- _TO DO_
Your result will be the set of lines with "Observer", copied from the material below.

- _SUPPLIED DATA_

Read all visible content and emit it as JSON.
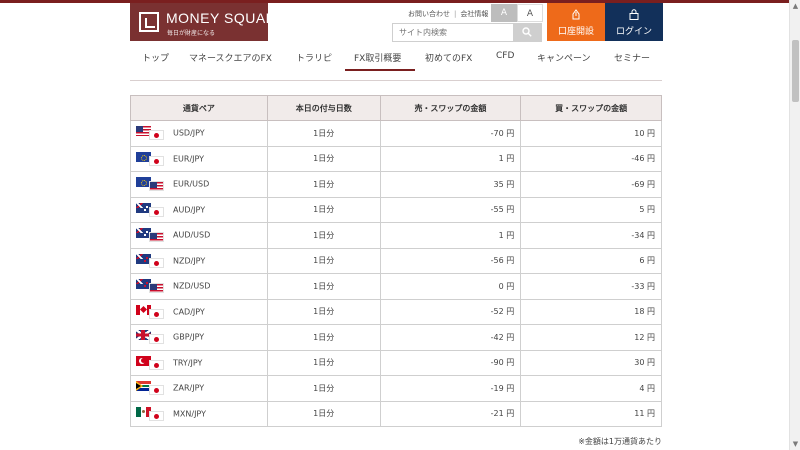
{
  "header": {
    "logo_title": "MONEY SQUARE",
    "logo_subtitle": "毎日が財産になる",
    "util_links": [
      "お問い合わせ",
      "会社情報"
    ],
    "font_small_label": "A",
    "font_large_label": "A",
    "search_placeholder": "サイト内検索",
    "open_account_label": "口座開設",
    "login_label": "ログイン"
  },
  "nav": {
    "items": [
      "トップ",
      "マネースクエアのFX",
      "トラリピ",
      "FX取引概要",
      "初めてのFX",
      "CFD",
      "キャンペーン",
      "セミナー"
    ],
    "active": "FX取引概要"
  },
  "table": {
    "headers": [
      "通貨ペア",
      "本日の付与日数",
      "売・スワップの金額",
      "買・スワップの金額"
    ],
    "rows": [
      {
        "pair": "USD/JPY",
        "base_flag": "us-flag-icon",
        "quote_flag": "jp-flag-icon",
        "days": "1日分",
        "sell": "-70 円",
        "buy": "10 円"
      },
      {
        "pair": "EUR/JPY",
        "base_flag": "eu-flag-icon",
        "quote_flag": "jp-flag-icon",
        "days": "1日分",
        "sell": "1 円",
        "buy": "-46 円"
      },
      {
        "pair": "EUR/USD",
        "base_flag": "eu-flag-icon",
        "quote_flag": "us-flag-icon",
        "days": "1日分",
        "sell": "35 円",
        "buy": "-69 円"
      },
      {
        "pair": "AUD/JPY",
        "base_flag": "au-flag-icon",
        "quote_flag": "jp-flag-icon",
        "days": "1日分",
        "sell": "-55 円",
        "buy": "5 円"
      },
      {
        "pair": "AUD/USD",
        "base_flag": "au-flag-icon",
        "quote_flag": "us-flag-icon",
        "days": "1日分",
        "sell": "1 円",
        "buy": "-34 円"
      },
      {
        "pair": "NZD/JPY",
        "base_flag": "nz-flag-icon",
        "quote_flag": "jp-flag-icon",
        "days": "1日分",
        "sell": "-56 円",
        "buy": "6 円"
      },
      {
        "pair": "NZD/USD",
        "base_flag": "nz-flag-icon",
        "quote_flag": "us-flag-icon",
        "days": "1日分",
        "sell": "0 円",
        "buy": "-33 円"
      },
      {
        "pair": "CAD/JPY",
        "base_flag": "ca-flag-icon",
        "quote_flag": "jp-flag-icon",
        "days": "1日分",
        "sell": "-52 円",
        "buy": "18 円"
      },
      {
        "pair": "GBP/JPY",
        "base_flag": "gb-flag-icon",
        "quote_flag": "jp-flag-icon",
        "days": "1日分",
        "sell": "-42 円",
        "buy": "12 円"
      },
      {
        "pair": "TRY/JPY",
        "base_flag": "tr-flag-icon",
        "quote_flag": "jp-flag-icon",
        "days": "1日分",
        "sell": "-90 円",
        "buy": "30 円"
      },
      {
        "pair": "ZAR/JPY",
        "base_flag": "za-flag-icon",
        "quote_flag": "jp-flag-icon",
        "days": "1日分",
        "sell": "-19 円",
        "buy": "4 円"
      },
      {
        "pair": "MXN/JPY",
        "base_flag": "mx-flag-icon",
        "quote_flag": "jp-flag-icon",
        "days": "1日分",
        "sell": "-21 円",
        "buy": "11 円"
      }
    ]
  },
  "footnote": "※金額は1万通貨あたり",
  "colors": {
    "brand": "#7a3131",
    "open_account": "#ee6a1a",
    "login": "#12305a",
    "header_cell": "#f1ebea"
  }
}
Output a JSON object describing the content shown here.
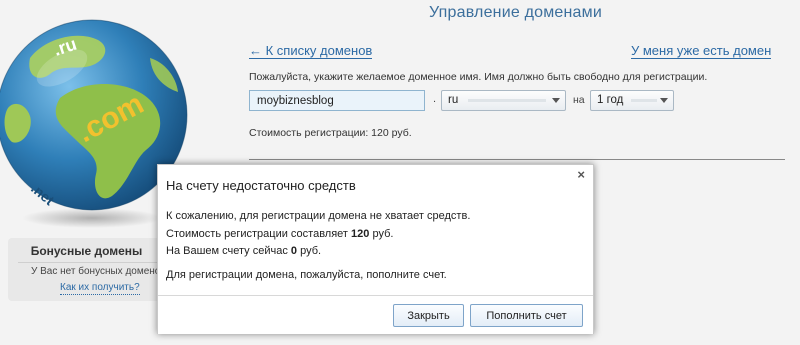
{
  "header": {
    "title": "Управление доменами"
  },
  "nav": {
    "back_link": "← К списку доменов",
    "have_domain_link": "У меня уже есть домен"
  },
  "form": {
    "hint": "Пожалуйста, укажите желаемое доменное имя. Имя должно быть свободно для регистрации.",
    "domain_value": "moybiznesblog",
    "dot": ".",
    "tld_selected": "ru",
    "period_label": "на",
    "period_selected": "1 год",
    "cost_line": "Стоимость регистрации: 120 руб."
  },
  "globe": {
    "labels": [
      ".ru",
      ".com",
      ".net"
    ],
    "colors": {
      "ocean": "#2f7fb8",
      "land": "#8fbf4a",
      "text": "#f2c12e"
    }
  },
  "bonus": {
    "title": "Бонусные домены",
    "none_text": "У Вас нет бонусных доменов",
    "how_link": "Как их получить?"
  },
  "modal": {
    "title": "На счету недостаточно средств",
    "close_icon": "×",
    "line1": "К сожалению, для регистрации домена не хватает средств.",
    "line2_prefix": "Стоимость регистрации составляет ",
    "line2_amount": "120",
    "line2_suffix": " руб.",
    "line3_prefix": "На Вашем счету сейчас ",
    "line3_amount": "0",
    "line3_suffix": " руб.",
    "line4": "Для регистрации домена, пожалуйста, пополните счет.",
    "close_button": "Закрыть",
    "topup_button": "Пополнить счет"
  }
}
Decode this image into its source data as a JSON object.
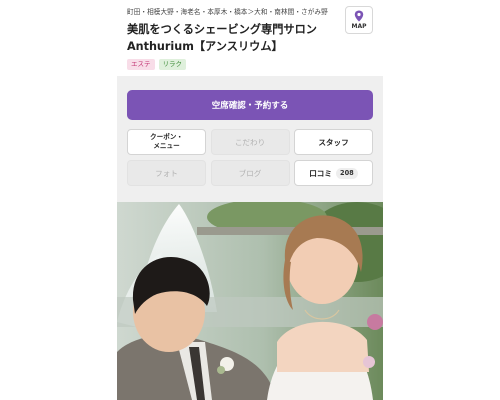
{
  "header": {
    "areas": "町田・相模大野・海老名・本厚木・橋本＞大和・南林間・さがみ野",
    "title": "美肌をつくるシェービング専門サロン　Anthurium【アンスリウム】",
    "tags": [
      "エステ",
      "リラク"
    ],
    "map_label": "MAP",
    "map_icon": "map-pin-icon"
  },
  "actions": {
    "reserve_label": "空席確認・予約する"
  },
  "menu": {
    "coupon_label": "クーポン・\nメニュー",
    "kodawari_label": "こだわり",
    "staff_label": "スタッフ",
    "photo_label": "フォト",
    "blog_label": "ブログ",
    "review_label": "口コミ",
    "review_count": "208"
  },
  "colors": {
    "primary": "#7b54b5",
    "tag_esthe": "#c23574",
    "tag_relax": "#3b8a36",
    "panel_bg": "#efefef"
  }
}
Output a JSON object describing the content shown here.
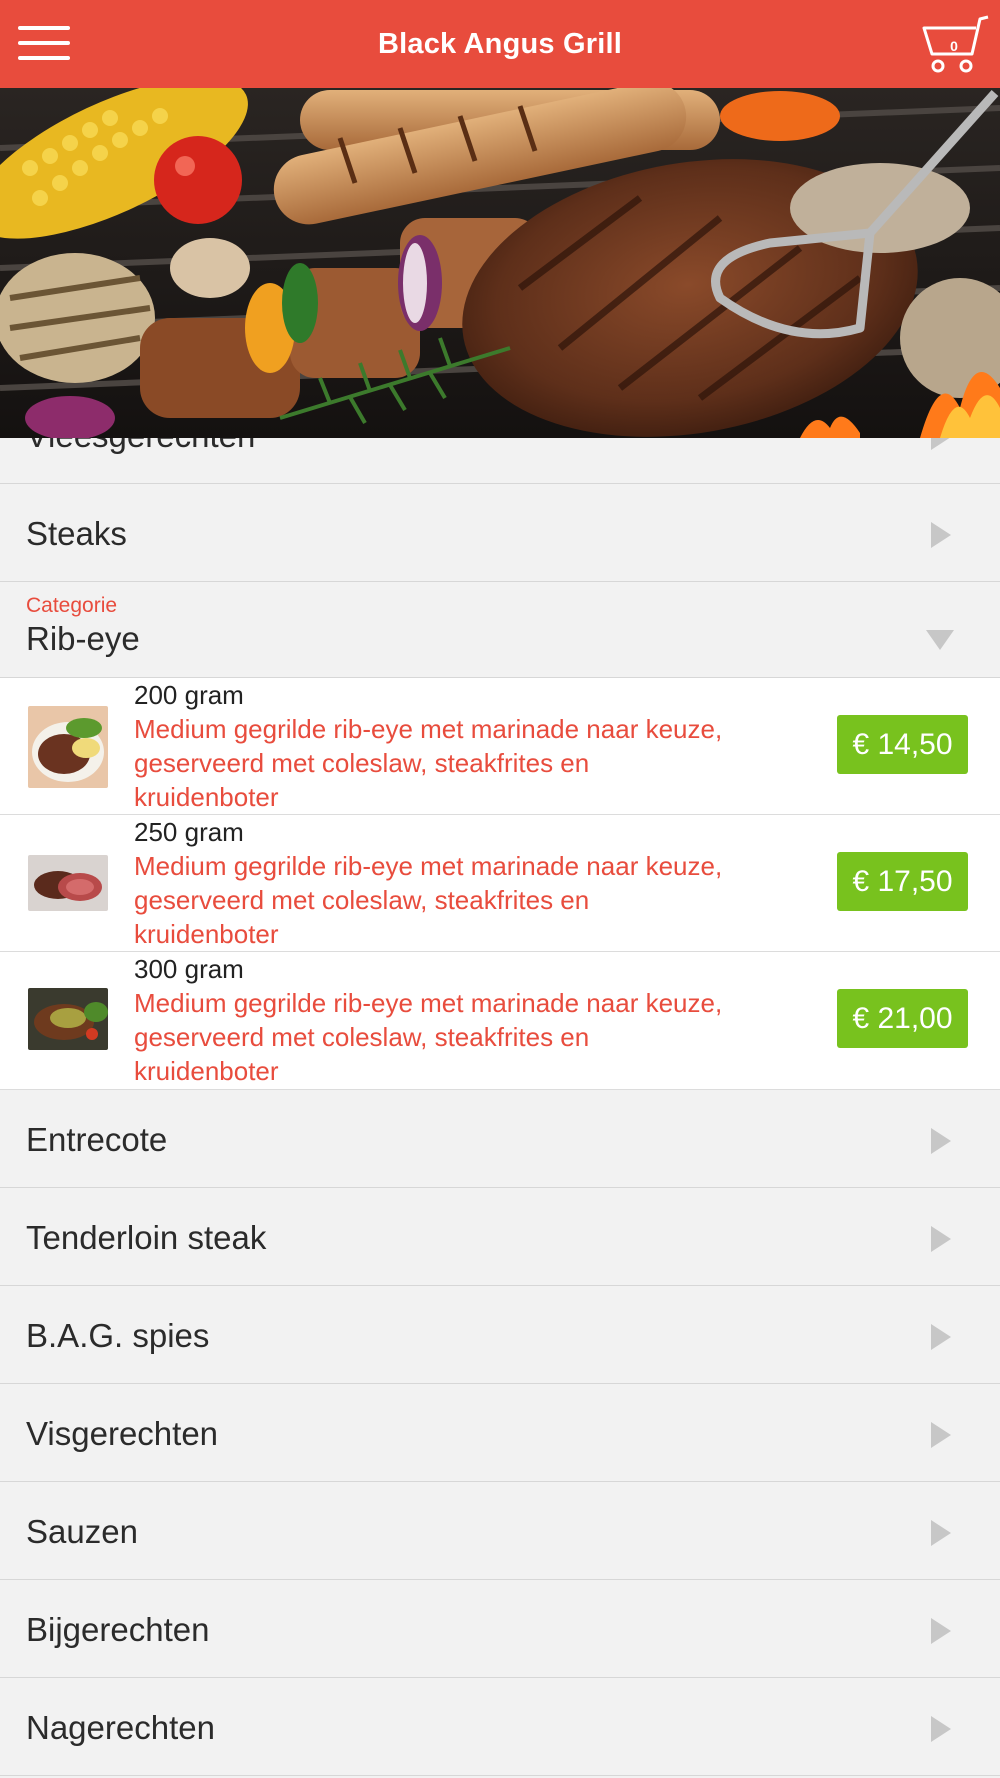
{
  "header": {
    "title": "Black Angus Grill",
    "cart_count": "0"
  },
  "categories_top": [
    {
      "label": "Vleesgerechten"
    },
    {
      "label": "Steaks"
    }
  ],
  "open_category": {
    "small_label": "Categorie",
    "label": "Rib-eye"
  },
  "products": [
    {
      "name": "200 gram",
      "description": "Medium gegrilde rib-eye met marinade naar keuze, geserveerd met coleslaw, steakfrites en kruidenboter",
      "price": "€ 14,50"
    },
    {
      "name": "250 gram",
      "description": "Medium gegrilde rib-eye met marinade naar keuze, geserveerd met coleslaw, steakfrites en kruidenboter",
      "price": "€ 17,50"
    },
    {
      "name": "300 gram",
      "description": "Medium gegrilde rib-eye met marinade naar keuze, geserveerd met coleslaw, steakfrites en kruidenboter",
      "price": "€ 21,00"
    }
  ],
  "categories_bottom": [
    {
      "label": "Entrecote"
    },
    {
      "label": "Tenderloin steak"
    },
    {
      "label": "B.A.G. spies"
    },
    {
      "label": "Visgerechten"
    },
    {
      "label": "Sauzen"
    },
    {
      "label": "Bijgerechten"
    },
    {
      "label": "Nagerechten"
    }
  ],
  "colors": {
    "brand_red": "#e84c3d",
    "price_green": "#78c21e",
    "row_bg": "#f2f2f2"
  }
}
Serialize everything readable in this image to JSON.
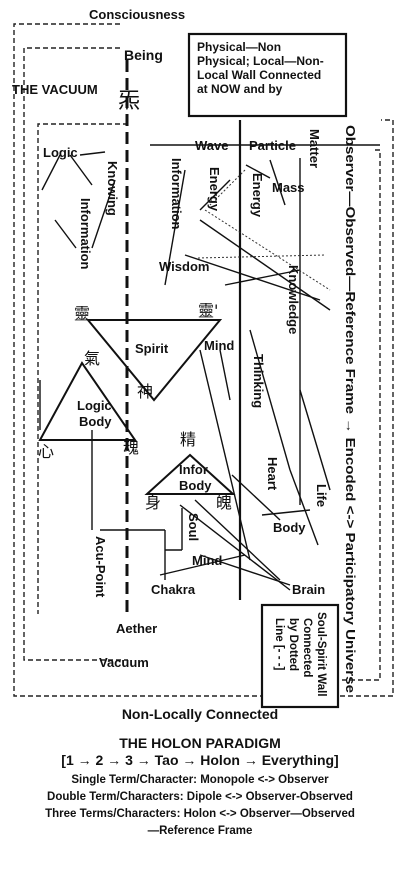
{
  "labels": {
    "consciousness": "Consciousness",
    "being": "Being",
    "the_vacuum": "THE VACUUM",
    "logic": "Logic",
    "knowing": "Knowing",
    "information_left": "Information",
    "wave": "Wave",
    "particle": "Particle",
    "matter": "Matter",
    "information_center": "Information",
    "energy_1": "Energy",
    "energy_2": "Energy",
    "mass": "Mass",
    "wisdom": "Wisdom",
    "knowledge": "Knowledge",
    "spirit": "Spirit",
    "mind_upper": "Mind",
    "logic_body_1": "Logic",
    "logic_body_2": "Body",
    "thinking": "Thinking",
    "infor_body_1": "Infor",
    "infor_body_2": "Body",
    "life": "Life",
    "heart": "Heart",
    "body_dash": "Body",
    "soul": "Soul",
    "mind_lower": "Mind",
    "acu_point": "Acu-Point",
    "chakra": "Chakra",
    "brain": "Brain",
    "aether": "Aether",
    "vacuum": "Vacuum",
    "right_vertical": "Observer—Observed—Reference Frame → Encoded <-> Participatory Universe",
    "soul_spirit_wall": "Soul-Spirit Wall",
    "connected": "Connected",
    "by_dotted": "by Dotted",
    "line_dotted": "Line [- - -]"
  },
  "cjk": {
    "top_glyph": "炁",
    "ling_left": "靈",
    "ling_right": "靈'",
    "qi": "氣",
    "shen": "神",
    "jing": "精",
    "xin": "心",
    "hun": "魂",
    "shen_body": "身",
    "po": "魄"
  },
  "top_box": [
    "Physical—Non",
    "Physical; Local—Non-",
    "Local Wall Connected",
    "at NOW and by"
  ],
  "footer": {
    "non_locally": "Non-Locally Connected",
    "title": "THE HOLON PARADIGM",
    "sequence": "[1 → 2 → 3 → Tao → Holon → Everything]",
    "line1": "Single Term/Character: Monopole <-> Observer",
    "line2": "Double Term/Characters: Dipole <-> Observer-Observed",
    "line3": "Three Terms/Characters: Holon <-> Observer—Observed",
    "line4": "—Reference Frame"
  }
}
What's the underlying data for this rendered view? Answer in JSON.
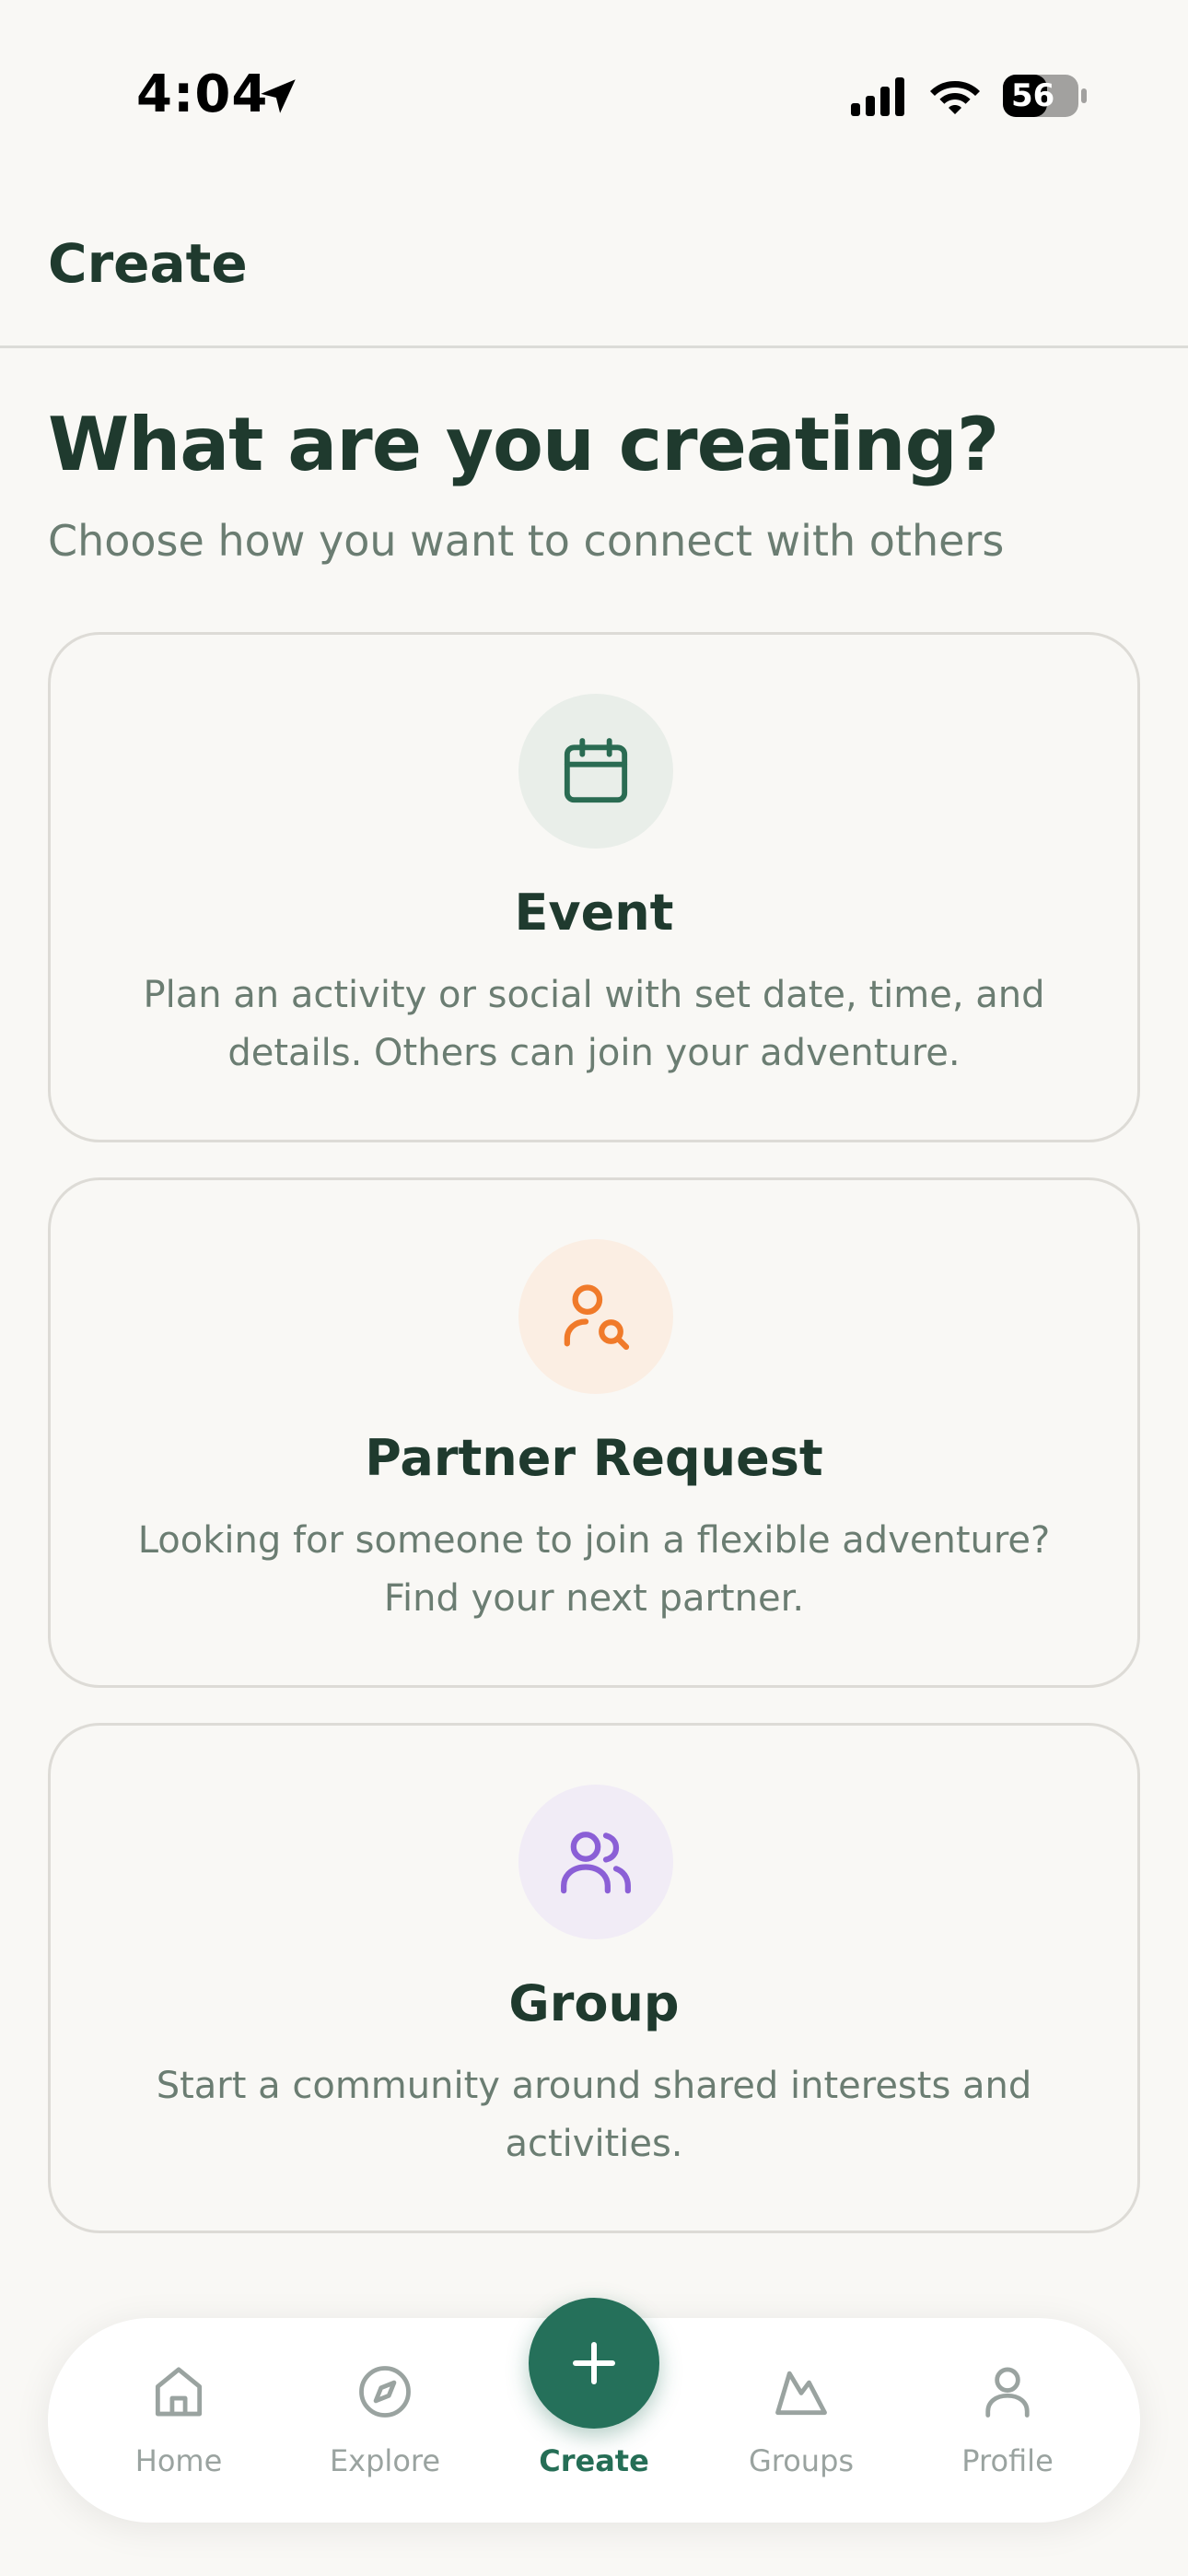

- _TASK RESPONSE_
    "right_vertical": "Observer—Observed—Reference Frame → Encoded <-> Participatory Universe",
    "line1": "Single Term/Character: Monopole <-> Observer",
    "line2": "Double Term/Characters: Dipole <-> Observer-Observed",
    "line3": "Three Terms/Characters: Holon <-> Observer—Observed",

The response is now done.